Top of PROVIDED INFORMATION

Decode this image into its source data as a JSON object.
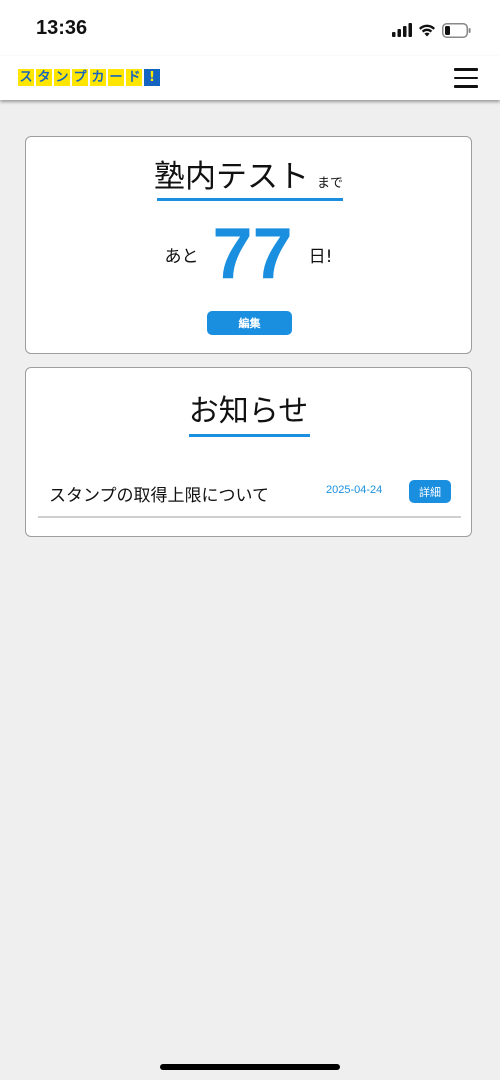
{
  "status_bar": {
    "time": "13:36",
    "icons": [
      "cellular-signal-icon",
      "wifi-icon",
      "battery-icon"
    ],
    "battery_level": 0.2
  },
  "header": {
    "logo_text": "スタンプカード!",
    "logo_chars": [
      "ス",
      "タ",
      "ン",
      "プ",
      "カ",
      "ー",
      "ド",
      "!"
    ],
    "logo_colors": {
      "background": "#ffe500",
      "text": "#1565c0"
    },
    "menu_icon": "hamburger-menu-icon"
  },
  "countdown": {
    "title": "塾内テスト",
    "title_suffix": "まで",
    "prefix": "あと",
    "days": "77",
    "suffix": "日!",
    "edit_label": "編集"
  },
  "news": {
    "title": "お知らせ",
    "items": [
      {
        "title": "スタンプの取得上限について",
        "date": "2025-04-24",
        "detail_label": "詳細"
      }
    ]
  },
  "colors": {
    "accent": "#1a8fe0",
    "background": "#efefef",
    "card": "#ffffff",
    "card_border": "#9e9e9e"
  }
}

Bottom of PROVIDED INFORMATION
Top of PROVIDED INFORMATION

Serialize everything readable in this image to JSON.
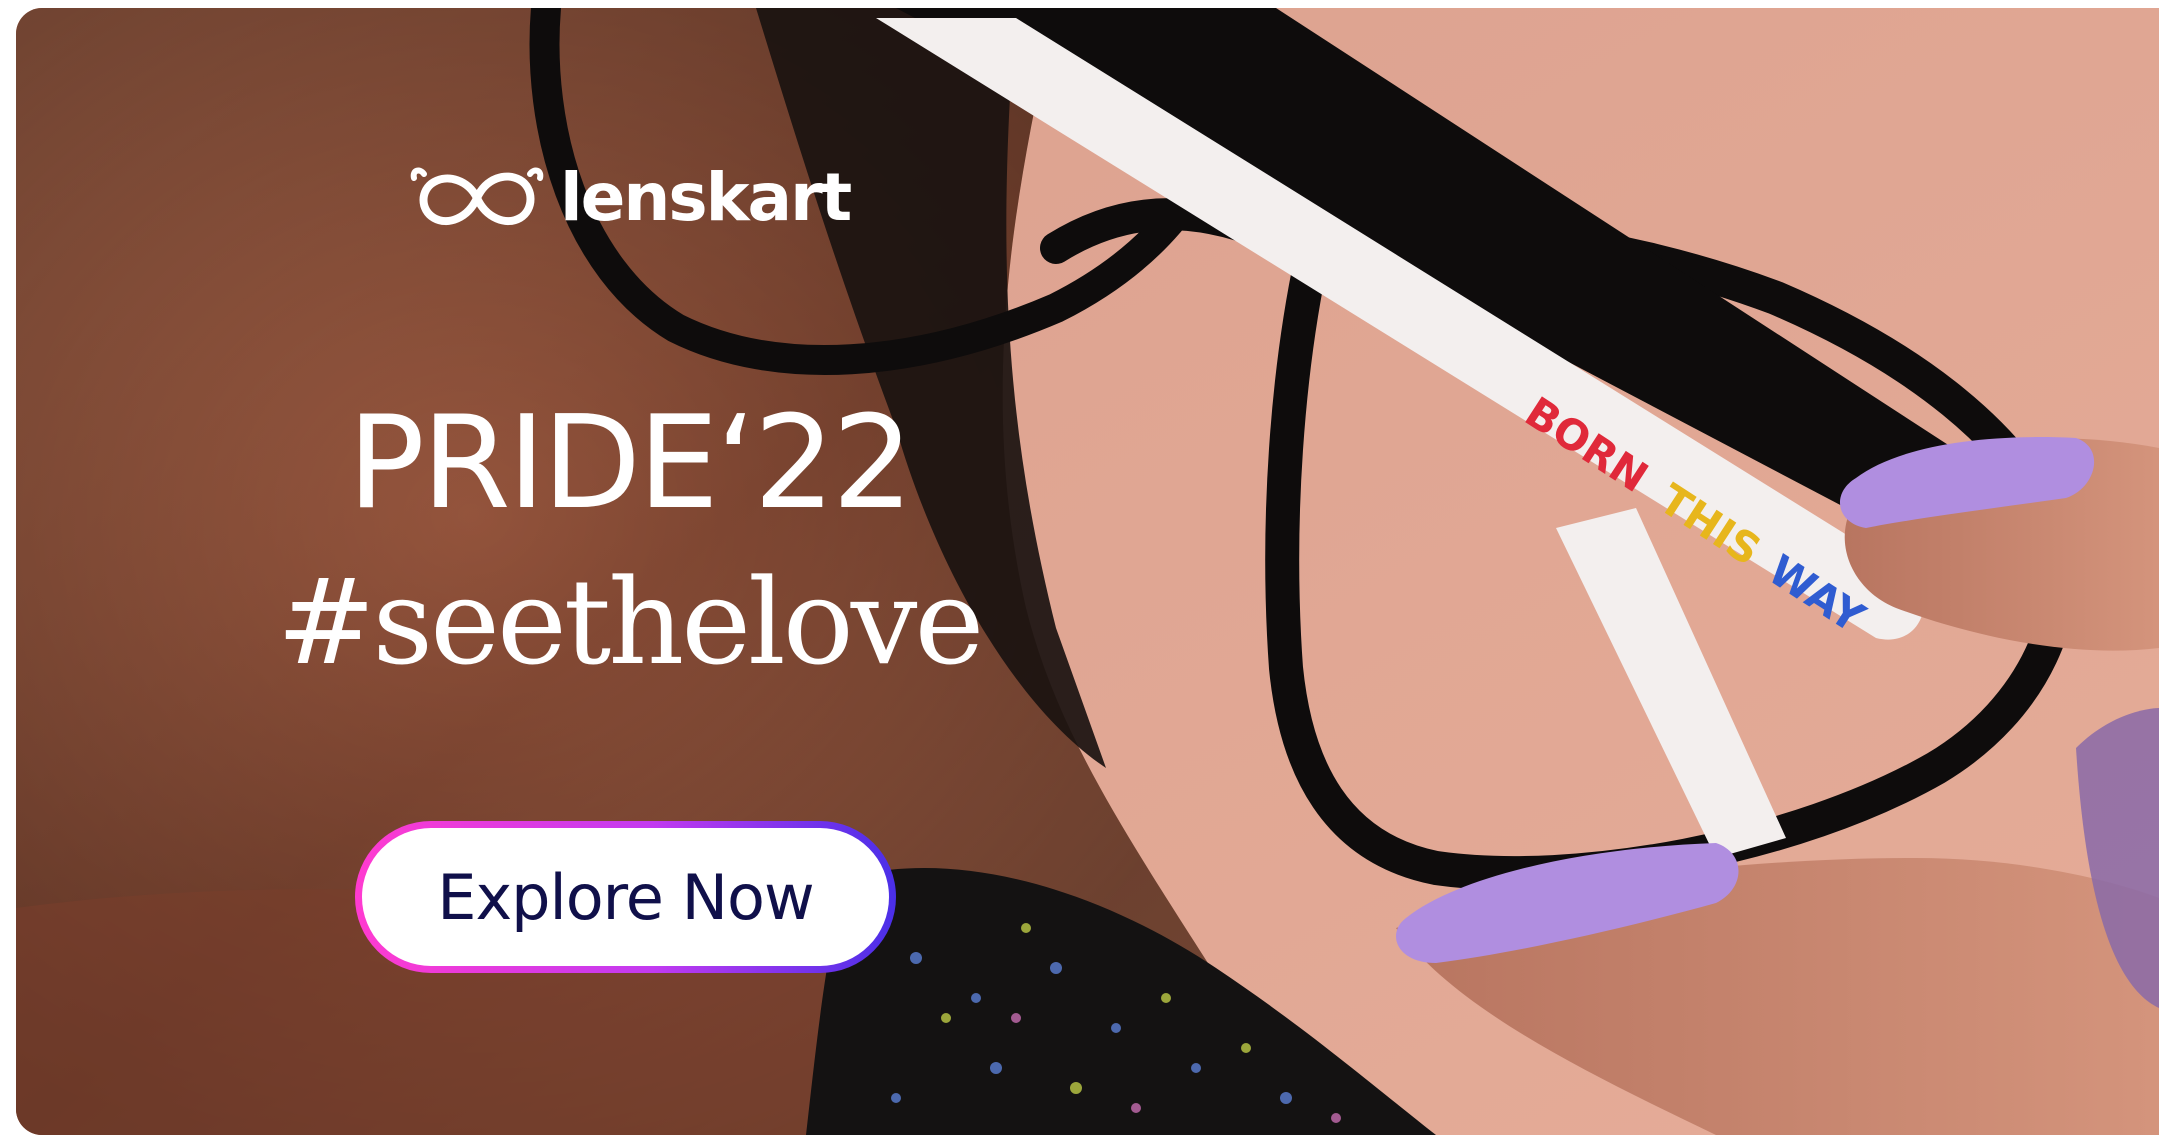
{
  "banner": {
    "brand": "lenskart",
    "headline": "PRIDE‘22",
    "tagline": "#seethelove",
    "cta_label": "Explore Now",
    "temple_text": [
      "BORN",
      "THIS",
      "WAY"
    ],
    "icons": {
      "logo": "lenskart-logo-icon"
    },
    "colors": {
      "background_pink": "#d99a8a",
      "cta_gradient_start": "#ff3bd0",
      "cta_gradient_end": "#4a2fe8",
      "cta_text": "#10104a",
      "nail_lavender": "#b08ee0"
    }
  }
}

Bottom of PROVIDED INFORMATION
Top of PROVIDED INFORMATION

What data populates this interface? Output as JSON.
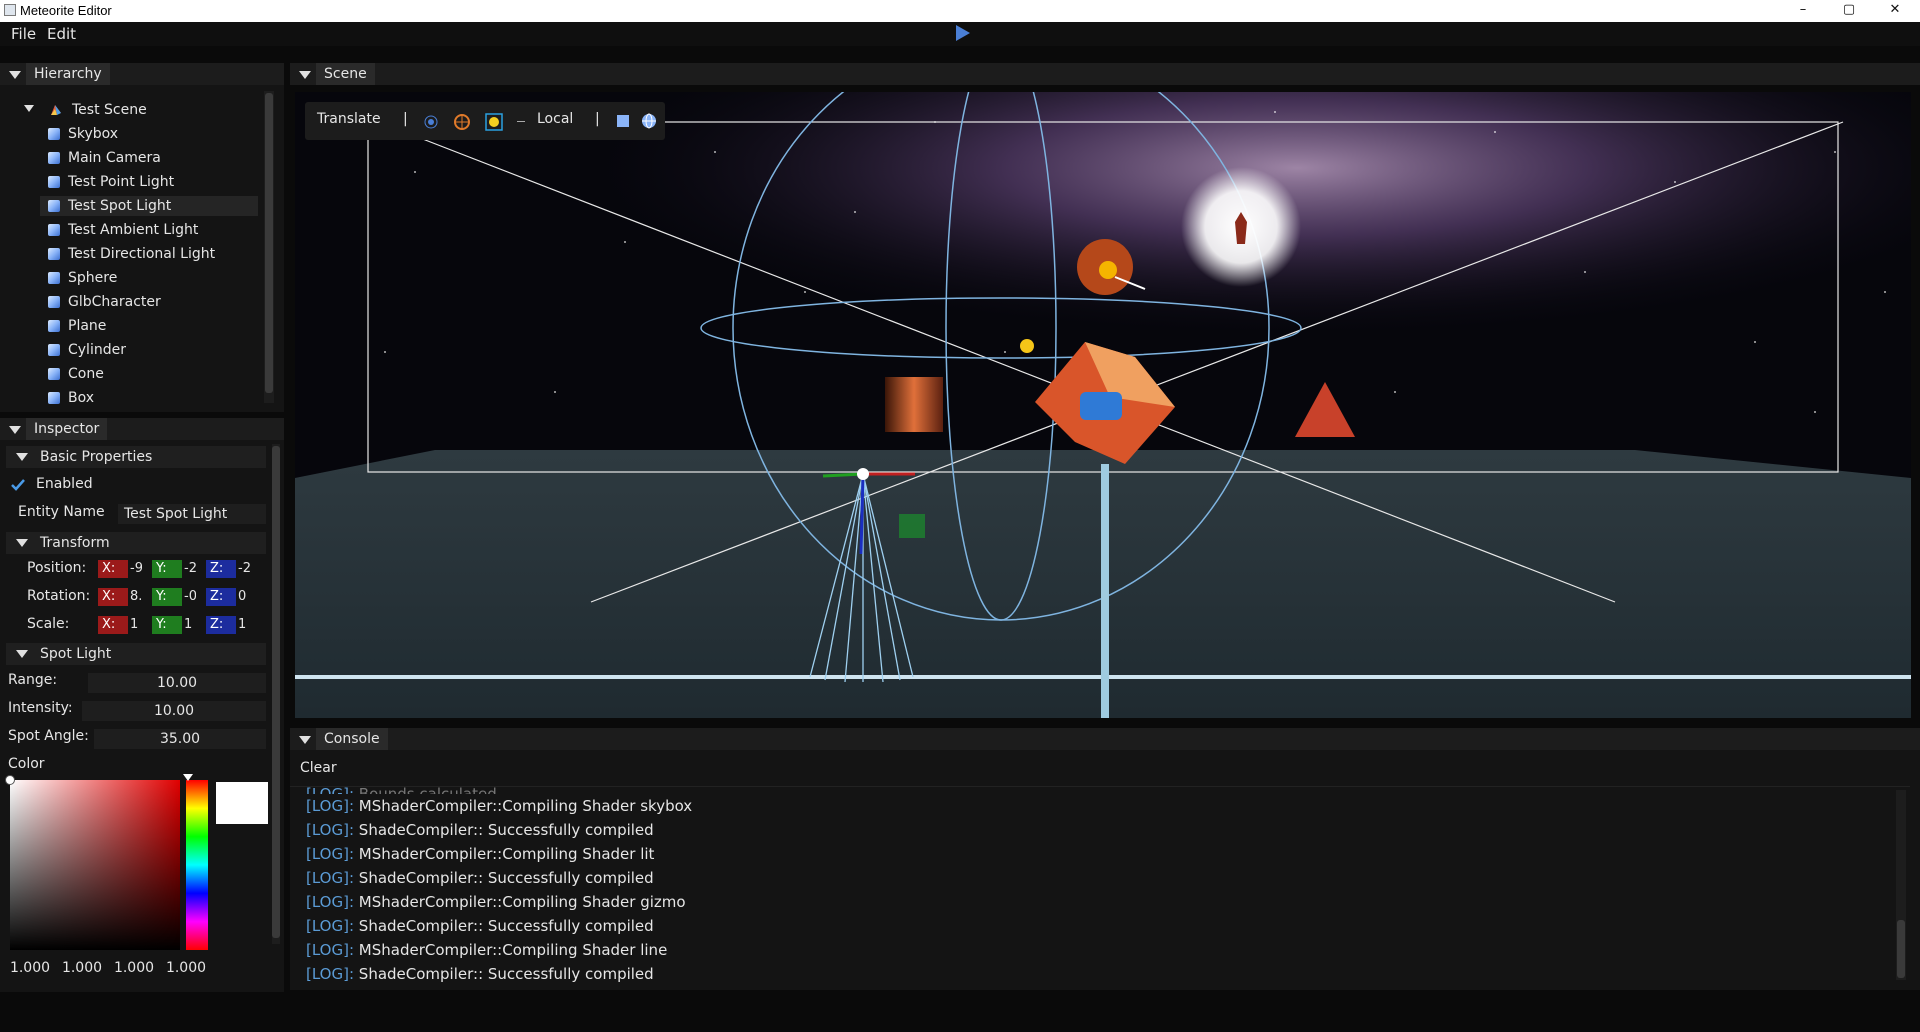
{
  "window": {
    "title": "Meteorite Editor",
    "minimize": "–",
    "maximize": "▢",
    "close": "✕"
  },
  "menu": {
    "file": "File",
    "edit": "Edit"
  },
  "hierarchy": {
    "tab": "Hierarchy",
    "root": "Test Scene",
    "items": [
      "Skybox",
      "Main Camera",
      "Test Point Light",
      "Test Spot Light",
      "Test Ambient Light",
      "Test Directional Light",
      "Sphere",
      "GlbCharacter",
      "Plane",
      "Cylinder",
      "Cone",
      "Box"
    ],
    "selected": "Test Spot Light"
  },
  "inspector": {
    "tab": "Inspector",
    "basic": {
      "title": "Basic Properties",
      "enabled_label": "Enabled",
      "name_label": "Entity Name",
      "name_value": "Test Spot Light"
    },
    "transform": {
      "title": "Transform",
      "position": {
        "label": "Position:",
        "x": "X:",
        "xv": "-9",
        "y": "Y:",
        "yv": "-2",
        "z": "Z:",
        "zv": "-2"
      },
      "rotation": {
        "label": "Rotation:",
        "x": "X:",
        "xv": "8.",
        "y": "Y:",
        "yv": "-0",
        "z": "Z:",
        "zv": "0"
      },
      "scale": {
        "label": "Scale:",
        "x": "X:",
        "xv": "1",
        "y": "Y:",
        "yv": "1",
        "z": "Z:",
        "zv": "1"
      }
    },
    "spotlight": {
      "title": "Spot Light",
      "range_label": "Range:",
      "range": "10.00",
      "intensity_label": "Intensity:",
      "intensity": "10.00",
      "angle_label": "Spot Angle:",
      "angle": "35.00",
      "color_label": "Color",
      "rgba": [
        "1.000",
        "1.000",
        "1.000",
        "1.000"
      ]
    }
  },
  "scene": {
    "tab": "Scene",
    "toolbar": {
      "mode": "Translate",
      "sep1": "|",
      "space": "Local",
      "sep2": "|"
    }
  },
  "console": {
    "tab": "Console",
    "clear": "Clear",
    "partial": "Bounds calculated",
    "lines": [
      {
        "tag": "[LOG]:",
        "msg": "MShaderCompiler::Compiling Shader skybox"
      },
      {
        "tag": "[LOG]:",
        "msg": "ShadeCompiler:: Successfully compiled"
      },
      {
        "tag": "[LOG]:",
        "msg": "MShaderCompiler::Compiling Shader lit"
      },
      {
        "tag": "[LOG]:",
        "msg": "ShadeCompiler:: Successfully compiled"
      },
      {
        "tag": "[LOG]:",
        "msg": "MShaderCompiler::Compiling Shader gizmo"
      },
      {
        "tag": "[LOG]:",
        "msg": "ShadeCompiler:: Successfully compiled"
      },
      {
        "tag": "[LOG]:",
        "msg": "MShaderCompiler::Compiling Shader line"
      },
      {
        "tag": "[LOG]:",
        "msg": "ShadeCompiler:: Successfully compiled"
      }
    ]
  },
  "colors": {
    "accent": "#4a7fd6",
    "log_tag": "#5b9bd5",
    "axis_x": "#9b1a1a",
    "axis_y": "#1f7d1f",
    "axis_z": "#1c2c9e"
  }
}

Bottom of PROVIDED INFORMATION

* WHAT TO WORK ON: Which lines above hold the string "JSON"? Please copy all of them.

* EXERCISE ANSWER:
Decode this image into its source data as a JSON object.
Serialize everything readable in this image to JSON.
What data populates this interface? Output as JSON.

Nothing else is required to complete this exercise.